(Source records)
***

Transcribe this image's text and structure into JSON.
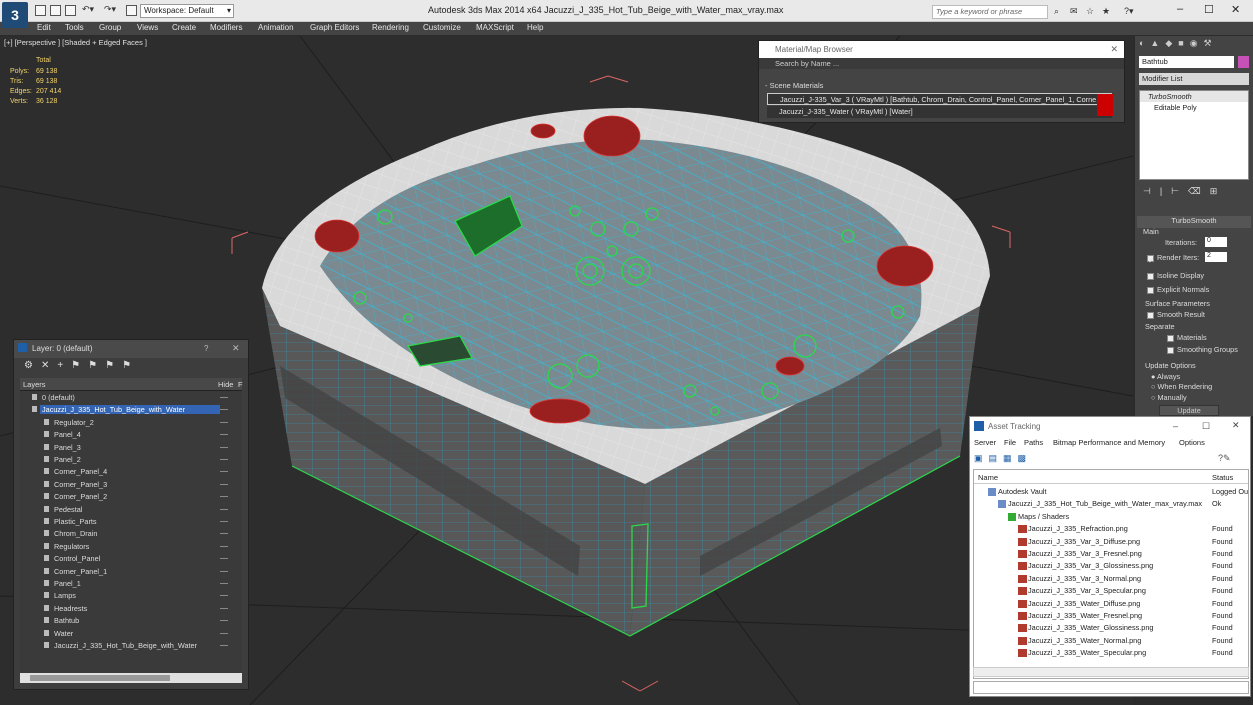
{
  "app": {
    "logo": "3",
    "title": "Autodesk 3ds Max  2014 x64      Jacuzzi_J_335_Hot_Tub_Beige_with_Water_max_vray.max",
    "workspace": "Workspace: Default",
    "search_placeholder": "Type a keyword or phrase"
  },
  "menu": [
    "Edit",
    "Tools",
    "Group",
    "Views",
    "Create",
    "Modifiers",
    "Animation",
    "Graph Editors",
    "Rendering",
    "Customize",
    "MAXScript",
    "Help"
  ],
  "viewport": {
    "label": "[+] [Perspective ] [Shaded + Edged Faces ]",
    "stats": {
      "total": "Total",
      "rows": [
        {
          "label": "Polys:",
          "value": "69 138"
        },
        {
          "label": "Tris:",
          "value": "69 138"
        },
        {
          "label": "Edges:",
          "value": "207 414"
        },
        {
          "label": "Verts:",
          "value": "36 128"
        }
      ]
    }
  },
  "layer_panel": {
    "title": "Layer: 0 (default)",
    "help": "?",
    "close": "✕",
    "col_layers": "Layers",
    "col_hide": "Hide",
    "col_extra": "F",
    "rows": [
      {
        "label": "0 (default)",
        "indent": 0
      },
      {
        "label": "Jacuzzi_J_335_Hot_Tub_Beige_with_Water",
        "indent": 0,
        "selected": true
      },
      {
        "label": "Regulator_2",
        "indent": 1
      },
      {
        "label": "Panel_4",
        "indent": 1
      },
      {
        "label": "Panel_3",
        "indent": 1
      },
      {
        "label": "Panel_2",
        "indent": 1
      },
      {
        "label": "Corner_Panel_4",
        "indent": 1
      },
      {
        "label": "Corner_Panel_3",
        "indent": 1
      },
      {
        "label": "Corner_Panel_2",
        "indent": 1
      },
      {
        "label": "Pedestal",
        "indent": 1
      },
      {
        "label": "Plastic_Parts",
        "indent": 1
      },
      {
        "label": "Chrom_Drain",
        "indent": 1
      },
      {
        "label": "Regulators",
        "indent": 1
      },
      {
        "label": "Control_Panel",
        "indent": 1
      },
      {
        "label": "Corner_Panel_1",
        "indent": 1
      },
      {
        "label": "Panel_1",
        "indent": 1
      },
      {
        "label": "Lamps",
        "indent": 1
      },
      {
        "label": "Headrests",
        "indent": 1
      },
      {
        "label": "Bathtub",
        "indent": 1
      },
      {
        "label": "Water",
        "indent": 1
      },
      {
        "label": "Jacuzzi_J_335_Hot_Tub_Beige_with_Water",
        "indent": 1
      }
    ]
  },
  "material_browser": {
    "title": "Material/Map Browser",
    "search_placeholder": "Search by Name ...",
    "section": "- Scene Materials",
    "rows": [
      "Jacuzzi_J-335_Var_3  ( VRayMtl )  [Bathtub, Chrom_Drain, Control_Panel, Corner_Panel_1, Corne...",
      "Jacuzzi_J-335_Water  ( VRayMtl )  [Water]"
    ]
  },
  "command_panel": {
    "object_name": "Bathtub",
    "modifier_list": "Modifier List",
    "stack": [
      "TurboSmooth",
      "Editable Poly"
    ],
    "rollout_title": "TurboSmooth",
    "main_label": "Main",
    "iterations_label": "Iterations:",
    "iterations_value": "0",
    "render_iters_label": "Render Iters:",
    "render_iters_value": "2",
    "isoline_label": "Isoline Display",
    "explicit_label": "Explicit Normals",
    "surface_label": "Surface Parameters",
    "smooth_result_label": "Smooth Result",
    "separate_label": "Separate",
    "materials_label": "Materials",
    "smoothing_label": "Smoothing Groups",
    "update_options_label": "Update Options",
    "always_label": "Always",
    "when_rendering_label": "When Rendering",
    "manually_label": "Manually",
    "update_button": "Update"
  },
  "asset_tracking": {
    "title": "Asset Tracking",
    "menu": [
      "Server",
      "File",
      "Paths",
      "Bitmap Performance and Memory",
      "Options"
    ],
    "col_name": "Name",
    "col_status": "Status",
    "rows": [
      {
        "name": "Autodesk Vault",
        "status": "Logged Ou",
        "indent": 0,
        "icon": "vault"
      },
      {
        "name": "Jacuzzi_J_335_Hot_Tub_Beige_with_Water_max_vray.max",
        "status": "Ok",
        "indent": 1,
        "icon": "max"
      },
      {
        "name": "Maps / Shaders",
        "status": "",
        "indent": 2,
        "icon": "maps"
      },
      {
        "name": "Jacuzzi_J_335_Refraction.png",
        "status": "Found",
        "indent": 3,
        "icon": "png"
      },
      {
        "name": "Jacuzzi_J_335_Var_3_Diffuse.png",
        "status": "Found",
        "indent": 3,
        "icon": "png"
      },
      {
        "name": "Jacuzzi_J_335_Var_3_Fresnel.png",
        "status": "Found",
        "indent": 3,
        "icon": "png"
      },
      {
        "name": "Jacuzzi_J_335_Var_3_Glossiness.png",
        "status": "Found",
        "indent": 3,
        "icon": "png"
      },
      {
        "name": "Jacuzzi_J_335_Var_3_Normal.png",
        "status": "Found",
        "indent": 3,
        "icon": "png"
      },
      {
        "name": "Jacuzzi_J_335_Var_3_Specular.png",
        "status": "Found",
        "indent": 3,
        "icon": "png"
      },
      {
        "name": "Jacuzzi_J_335_Water_Diffuse.png",
        "status": "Found",
        "indent": 3,
        "icon": "png"
      },
      {
        "name": "Jacuzzi_J_335_Water_Fresnel.png",
        "status": "Found",
        "indent": 3,
        "icon": "png"
      },
      {
        "name": "Jacuzzi_J_335_Water_Glossiness.png",
        "status": "Found",
        "indent": 3,
        "icon": "png"
      },
      {
        "name": "Jacuzzi_J_335_Water_Normal.png",
        "status": "Found",
        "indent": 3,
        "icon": "png"
      },
      {
        "name": "Jacuzzi_J_335_Water_Specular.png",
        "status": "Found",
        "indent": 3,
        "icon": "png"
      }
    ]
  },
  "colors": {
    "accent": "#3465b4",
    "viewport_bg": "#2d2d2d",
    "wire_white": "#f0f0f0",
    "wire_water": "#33b7d6",
    "wire_green": "#2bd94a",
    "wire_red": "#b51d1d",
    "stats_yellow": "#f2d46b"
  }
}
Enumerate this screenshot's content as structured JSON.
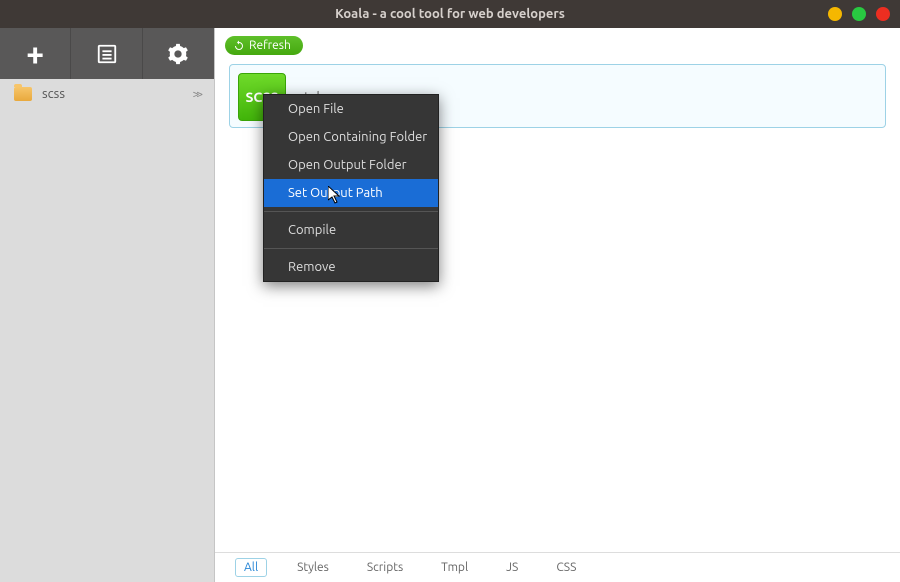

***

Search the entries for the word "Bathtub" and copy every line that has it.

        "label": "Bathtub",
      "Jacuzzi_J-335_Var_3  ( VRayMtl )  [Bathtub, Chrom_Drain, Control_Panel, Corner_Panel_1, Corne...",
    "object_name": "Bathtub",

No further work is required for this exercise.